▸ Work item:
A word-for-word copy of the records is needed, with every picture left out.

──────── Available records ────────

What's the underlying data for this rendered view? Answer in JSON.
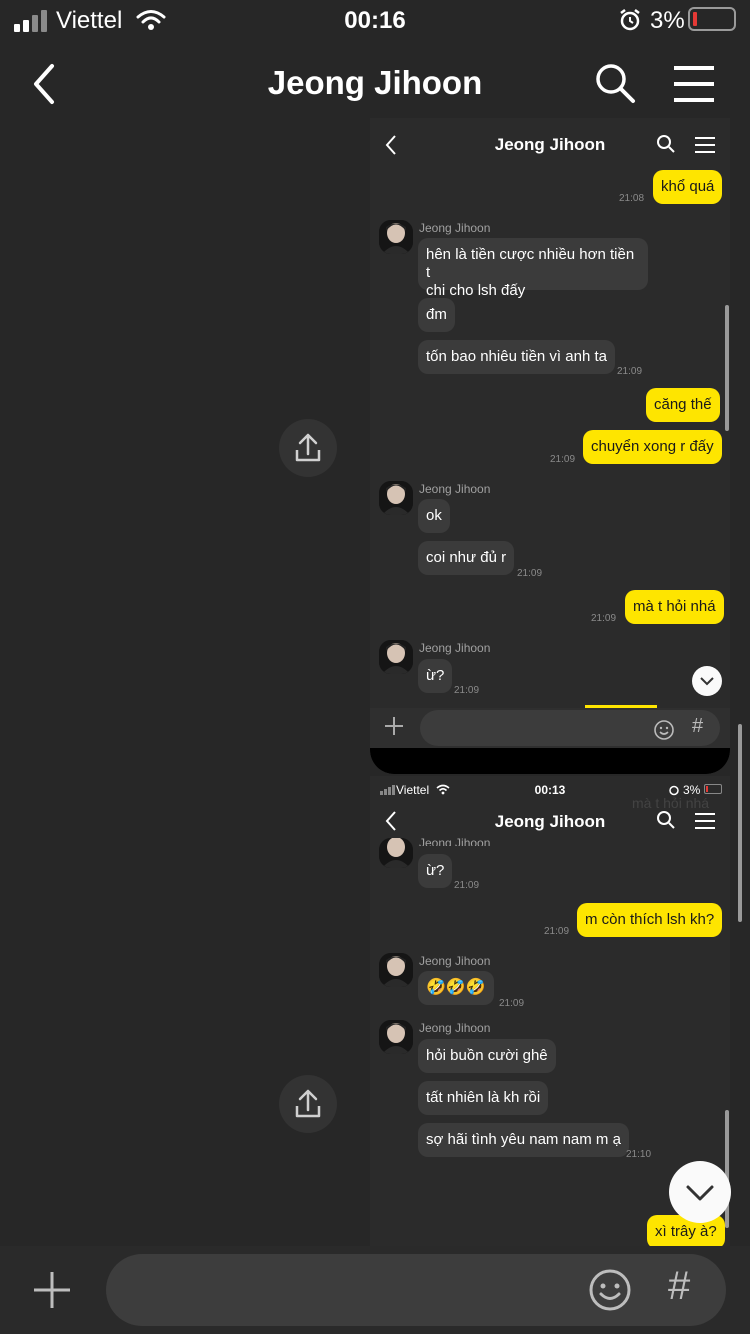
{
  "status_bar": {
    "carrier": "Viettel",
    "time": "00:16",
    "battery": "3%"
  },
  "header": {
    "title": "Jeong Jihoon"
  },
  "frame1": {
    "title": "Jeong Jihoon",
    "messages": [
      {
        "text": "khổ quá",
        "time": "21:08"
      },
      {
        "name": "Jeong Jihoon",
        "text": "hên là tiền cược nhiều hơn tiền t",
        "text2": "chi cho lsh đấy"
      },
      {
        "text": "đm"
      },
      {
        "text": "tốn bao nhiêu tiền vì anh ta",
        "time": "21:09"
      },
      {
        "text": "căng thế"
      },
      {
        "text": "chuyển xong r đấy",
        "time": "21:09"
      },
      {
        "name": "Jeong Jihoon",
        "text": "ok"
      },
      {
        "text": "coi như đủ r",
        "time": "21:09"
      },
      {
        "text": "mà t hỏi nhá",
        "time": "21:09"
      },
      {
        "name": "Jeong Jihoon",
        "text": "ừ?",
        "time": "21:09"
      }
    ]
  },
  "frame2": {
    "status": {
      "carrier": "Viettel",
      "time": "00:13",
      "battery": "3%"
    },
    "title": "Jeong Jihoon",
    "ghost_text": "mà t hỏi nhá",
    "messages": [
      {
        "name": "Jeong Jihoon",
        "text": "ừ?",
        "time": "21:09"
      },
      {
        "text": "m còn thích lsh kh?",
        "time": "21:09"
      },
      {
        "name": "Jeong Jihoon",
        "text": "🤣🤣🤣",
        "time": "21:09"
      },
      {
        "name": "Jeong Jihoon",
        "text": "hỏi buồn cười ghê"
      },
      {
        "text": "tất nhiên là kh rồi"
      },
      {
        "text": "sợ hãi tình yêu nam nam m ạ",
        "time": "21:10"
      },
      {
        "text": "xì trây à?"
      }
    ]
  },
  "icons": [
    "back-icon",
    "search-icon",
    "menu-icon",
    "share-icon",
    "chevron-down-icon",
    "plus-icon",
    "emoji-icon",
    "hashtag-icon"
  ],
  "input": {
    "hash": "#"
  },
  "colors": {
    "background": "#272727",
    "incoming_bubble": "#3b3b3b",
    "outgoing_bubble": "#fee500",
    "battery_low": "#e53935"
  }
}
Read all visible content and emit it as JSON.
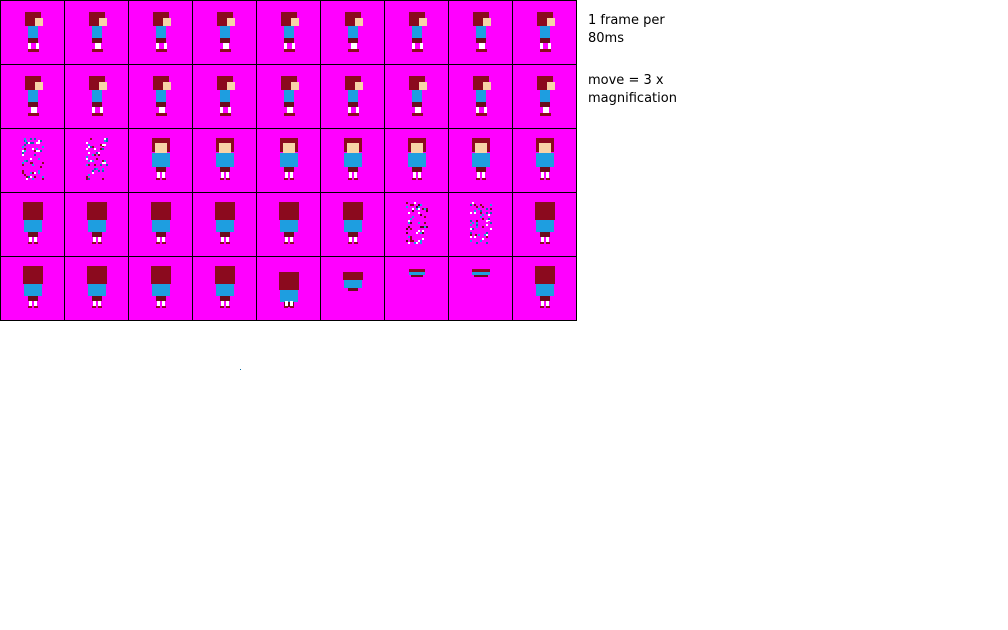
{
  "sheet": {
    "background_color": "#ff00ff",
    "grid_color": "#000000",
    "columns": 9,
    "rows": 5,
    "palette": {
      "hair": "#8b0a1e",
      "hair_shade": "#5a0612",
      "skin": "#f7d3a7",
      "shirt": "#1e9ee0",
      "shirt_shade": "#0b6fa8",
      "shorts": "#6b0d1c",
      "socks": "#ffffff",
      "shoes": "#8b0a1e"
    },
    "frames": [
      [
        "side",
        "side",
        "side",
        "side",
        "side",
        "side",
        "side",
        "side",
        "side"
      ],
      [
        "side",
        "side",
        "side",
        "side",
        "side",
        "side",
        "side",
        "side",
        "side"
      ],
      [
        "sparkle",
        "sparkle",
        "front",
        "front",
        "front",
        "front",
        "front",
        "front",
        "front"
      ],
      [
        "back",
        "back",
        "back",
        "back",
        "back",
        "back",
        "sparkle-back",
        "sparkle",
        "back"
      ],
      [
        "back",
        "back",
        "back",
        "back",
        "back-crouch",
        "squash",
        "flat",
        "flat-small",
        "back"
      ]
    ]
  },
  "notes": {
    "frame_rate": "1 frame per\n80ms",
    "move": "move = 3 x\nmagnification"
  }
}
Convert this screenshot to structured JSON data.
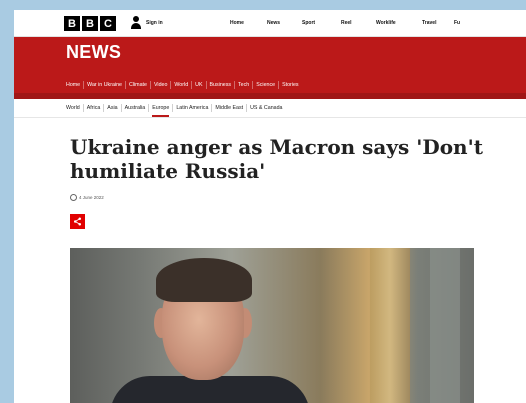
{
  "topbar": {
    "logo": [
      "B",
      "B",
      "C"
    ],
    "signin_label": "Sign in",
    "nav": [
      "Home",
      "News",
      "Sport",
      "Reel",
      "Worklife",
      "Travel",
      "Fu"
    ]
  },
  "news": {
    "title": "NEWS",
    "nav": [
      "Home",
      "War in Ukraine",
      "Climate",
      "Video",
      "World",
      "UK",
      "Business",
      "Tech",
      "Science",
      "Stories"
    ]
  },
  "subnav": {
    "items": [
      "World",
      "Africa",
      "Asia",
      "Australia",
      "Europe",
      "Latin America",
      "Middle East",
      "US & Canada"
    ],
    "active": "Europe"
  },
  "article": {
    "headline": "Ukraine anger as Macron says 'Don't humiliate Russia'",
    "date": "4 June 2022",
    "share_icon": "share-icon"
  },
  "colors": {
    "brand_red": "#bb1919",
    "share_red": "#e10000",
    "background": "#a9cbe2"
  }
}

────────

▸ Result of the task:
What's the underlying data for this rendered view? Answer in JSON.
{
  "status_bar": {
    "carrier": "Viettel",
    "time": "00:16",
    "battery": "3%"
  },
  "header": {
    "title": "Jeong Jihoon"
  },
  "frame1": {
    "title": "Jeong Jihoon",
    "messages": [
      {
        "text": "khổ quá",
        "time": "21:08"
      },
      {
        "name": "Jeong Jihoon",
        "text": "hên là tiền cược nhiều hơn tiền t",
        "text2": "chi cho lsh đấy"
      },
      {
        "text": "đm"
      },
      {
        "text": "tốn bao nhiêu tiền vì anh ta",
        "time": "21:09"
      },
      {
        "text": "căng thế"
      },
      {
        "text": "chuyển xong r đấy",
        "time": "21:09"
      },
      {
        "name": "Jeong Jihoon",
        "text": "ok"
      },
      {
        "text": "coi như đủ r",
        "time": "21:09"
      },
      {
        "text": "mà t hỏi nhá",
        "time": "21:09"
      },
      {
        "name": "Jeong Jihoon",
        "text": "ừ?",
        "time": "21:09"
      }
    ]
  },
  "frame2": {
    "status": {
      "carrier": "Viettel",
      "time": "00:13",
      "battery": "3%"
    },
    "title": "Jeong Jihoon",
    "ghost_text": "mà t hỏi nhá",
    "messages": [
      {
        "name": "Jeong Jihoon",
        "text": "ừ?",
        "time": "21:09"
      },
      {
        "text": "m còn thích lsh kh?",
        "time": "21:09"
      },
      {
        "name": "Jeong Jihoon",
        "text": "🤣🤣🤣",
        "time": "21:09"
      },
      {
        "name": "Jeong Jihoon",
        "text": "hỏi buồn cười ghê"
      },
      {
        "text": "tất nhiên là kh rồi"
      },
      {
        "text": "sợ hãi tình yêu nam nam m ạ",
        "time": "21:10"
      },
      {
        "text": "xì trây à?"
      }
    ]
  },
  "icons": [
    "back-icon",
    "search-icon",
    "menu-icon",
    "share-icon",
    "chevron-down-icon",
    "plus-icon",
    "emoji-icon",
    "hashtag-icon"
  ],
  "input": {
    "hash": "#"
  },
  "colors": {
    "background": "#272727",
    "incoming_bubble": "#3b3b3b",
    "outgoing_bubble": "#fee500",
    "battery_low": "#e53935"
  }
}
Read all visible content and emit it as JSON.
{
  "sheet": {
    "background_color": "#ff00ff",
    "grid_color": "#000000",
    "columns": 9,
    "rows": 5,
    "palette": {
      "hair": "#8b0a1e",
      "hair_shade": "#5a0612",
      "skin": "#f7d3a7",
      "shirt": "#1e9ee0",
      "shirt_shade": "#0b6fa8",
      "shorts": "#6b0d1c",
      "socks": "#ffffff",
      "shoes": "#8b0a1e"
    },
    "frames": [
      [
        "side",
        "side",
        "side",
        "side",
        "side",
        "side",
        "side",
        "side",
        "side"
      ],
      [
        "side",
        "side",
        "side",
        "side",
        "side",
        "side",
        "side",
        "side",
        "side"
      ],
      [
        "sparkle",
        "sparkle",
        "front",
        "front",
        "front",
        "front",
        "front",
        "front",
        "front"
      ],
      [
        "back",
        "back",
        "back",
        "back",
        "back",
        "back",
        "sparkle-back",
        "sparkle",
        "back"
      ],
      [
        "back",
        "back",
        "back",
        "back",
        "back-crouch",
        "squash",
        "flat",
        "flat-small",
        "back"
      ]
    ]
  },
  "notes": {
    "frame_rate": "1 frame per\n80ms",
    "move": "move = 3 x\nmagnification"
  }
}
Convert this screenshot to structured JSON data.
{
  "topbar": {
    "logo": [
      "B",
      "B",
      "C"
    ],
    "signin_label": "Sign in",
    "nav": [
      "Home",
      "News",
      "Sport",
      "Reel",
      "Worklife",
      "Travel",
      "Fu"
    ]
  },
  "news": {
    "title": "NEWS",
    "nav": [
      "Home",
      "War in Ukraine",
      "Climate",
      "Video",
      "World",
      "UK",
      "Business",
      "Tech",
      "Science",
      "Stories"
    ]
  },
  "subnav": {
    "items": [
      "World",
      "Africa",
      "Asia",
      "Australia",
      "Europe",
      "Latin America",
      "Middle East",
      "US & Canada"
    ],
    "active": "Europe"
  },
  "article": {
    "headline": "Ukraine anger as Macron says 'Don't humiliate Russia'",
    "date": "4 June 2022",
    "share_icon": "share-icon"
  },
  "colors": {
    "brand_red": "#bb1919",
    "share_red": "#e10000",
    "background": "#a9cbe2"
  }
}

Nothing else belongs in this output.